In an FAQ titled “Adobe compliance with US Executive Order,” the company explained yesterday why it is canceling its Venezuela-based customers’ subscriptions:
The US Government issued Executive Order 13884, the practical effect of which is to prohibit almost all transactions and services between US companies, entities, and individuals in Venezuela. To remain compliant with this order, Adobe is deactivating all accounts in Venezuela.
Adobe appears to be interpreting the executive order more broadly than other companies. Microsoft’s Office 365 and other cloud services are still available in Venezuela, for example. The executive order itself says the US action is targeted at the Venezuelan government and people who provide material support to the regime.

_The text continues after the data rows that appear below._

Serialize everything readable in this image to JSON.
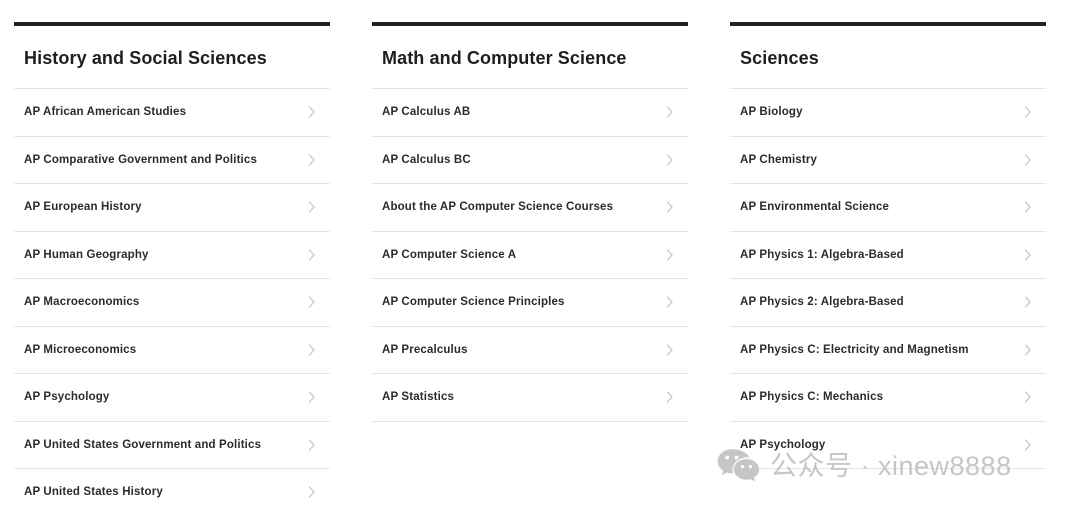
{
  "columns": [
    {
      "title": "History and Social Sciences",
      "courses": [
        "AP African American Studies",
        "AP Comparative Government and Politics",
        "AP European History",
        "AP Human Geography",
        "AP Macroeconomics",
        "AP Microeconomics",
        "AP Psychology",
        "AP United States Government and Politics",
        "AP United States History"
      ]
    },
    {
      "title": "Math and Computer Science",
      "courses": [
        "AP Calculus AB",
        "AP Calculus BC",
        "About the AP Computer Science Courses",
        "AP Computer Science A",
        "AP Computer Science Principles",
        "AP Precalculus",
        "AP Statistics"
      ]
    },
    {
      "title": "Sciences",
      "courses": [
        "AP Biology",
        "AP Chemistry",
        "AP Environmental Science",
        "AP Physics 1: Algebra-Based",
        "AP Physics 2: Algebra-Based",
        "AP Physics C: Electricity and Magnetism",
        "AP Physics C: Mechanics",
        "AP Psychology"
      ]
    }
  ],
  "watermark": {
    "text": "公众号 · xinew8888",
    "icon": "wechat-icon",
    "color": "#c6c6c6"
  },
  "theme": {
    "rule_color": "#232323",
    "divider_color": "#e4e4e4",
    "title_color": "#1e1e1e",
    "label_color": "#2b2b2b",
    "chevron_color": "#c9cdd3",
    "background": "#ffffff"
  }
}
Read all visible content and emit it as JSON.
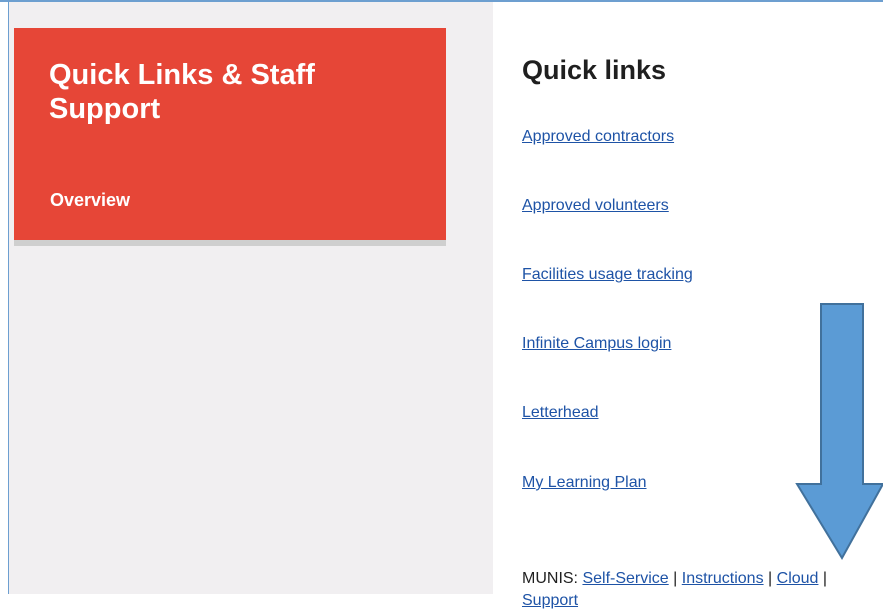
{
  "sidebar_card": {
    "title": "Quick Links & Staff Support",
    "subtitle": "Overview"
  },
  "quick_links": {
    "heading": "Quick links",
    "links": [
      "Approved contractors",
      "Approved volunteers",
      "Facilities usage tracking",
      "Infinite Campus login",
      "Letterhead",
      "My Learning Plan"
    ]
  },
  "munis": {
    "label": "MUNIS:",
    "self_service": "Self-Service",
    "instructions": "Instructions",
    "cloud": "Cloud",
    "support": "Support",
    "separator": "|"
  },
  "annotation": {
    "arrow_color": "#5b9bd5",
    "arrow_icon": "down-arrow-icon"
  },
  "colors": {
    "card_red": "#e64637",
    "link_blue": "#1e53a6",
    "panel_gray": "#f1eff1"
  }
}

A US government notice states that the order does not affect all commerce between the US and Venezuela. “US persons are not prohibited from engaging in transactions involving the country or people of Venezuela, provided blocked persons or any conduct prohibited by any other Executive order imposing sanctions measures related to the situation in Venezuela, are not involved,” the notice says. (In this context, a “person” is an individual or an entity such as a corporation or other type of organization.)
Adobe won’t give refunds
Adobe says it has no idea when or if it will reactivate customer accounts. “Executive Order 13884 was issued with no expiration date—the decision to rescind it rests solely with the US Government,” Adobe wrote. “We will continue to monitor developments closely and will make every effort to restore services to Venezuela as soon as it is legally permissible to do so.”
According to Adobe, the company is not allowed to provide refunds. “We are unable to issue refunds. Executive order 13884, orders the cessation of all activity with the entities including no sales, service, support, refunds, credits, etc.,” Adobe said.
Adobe is giving users in Venezuela until October 28 to download any content they have stored in their Adobe accounts. Files can be downloaded from Creative Cloud, Lightroom, Document Cloud, and Adobe Spark.
As previously mentioned, Adobe’s action will cut off access to users with either paid subscriptions or free accounts. “Adobe will no longer provide access to software and services, including free ones, or enable you to make any new purchases,” the company said.
Adobe said it might take the same action in other countries. To comply, Adobe said it is “ceasing all activity with entities and individuals in Venezuela as well as those who otherwise meet the criteria of Executive Order 13884 or other US sanctions regulations.”
The Trump order
Trump’s executive order, issued on August 5, was titled, “Blocking Property of the Government of Venezuela.” The order was a response to Venezuela’s ongoing presidential crisis following a disputed election held in May 2018.
The US supports Juan Guaidó’s claim to the presidency and describes President Nicolás Maduro as a usurper. The White House said Trump’s executive order is intended to “isolate Maduro’s illegitimate regime from the global financial system and the international community.”
As the Washington Post wrote in August, the Trump order “blocks all property and assets of the government and its officials, and prohibits any transactions with them, including the Venezuelan Central Bank and the state oil company.”
There was disagreement among experts on how wide-ranging the executive order is. “This is not an embargo. It does not create penalties for business with Venezuela altogether, it just denies such activities with the government of Venezuela, and it is doubtful there were any of those still extant to be cut off by this action,” former State Department official Richard Nephew told The New York Times in August.
“In theory, a US company can continue to deal with non-governmental companies in Venezuela, and we do not believe the US will be inclined to sanction privately owned Venezuelan companies,” the National Law Review wrote.
However, Venezuelan economist Francisco Rodríguez told the Times that “financial institutions will be cautious not to make dealings with Venezuelan private sector firms, which could be perceived as proxies for the Venezuelan government.”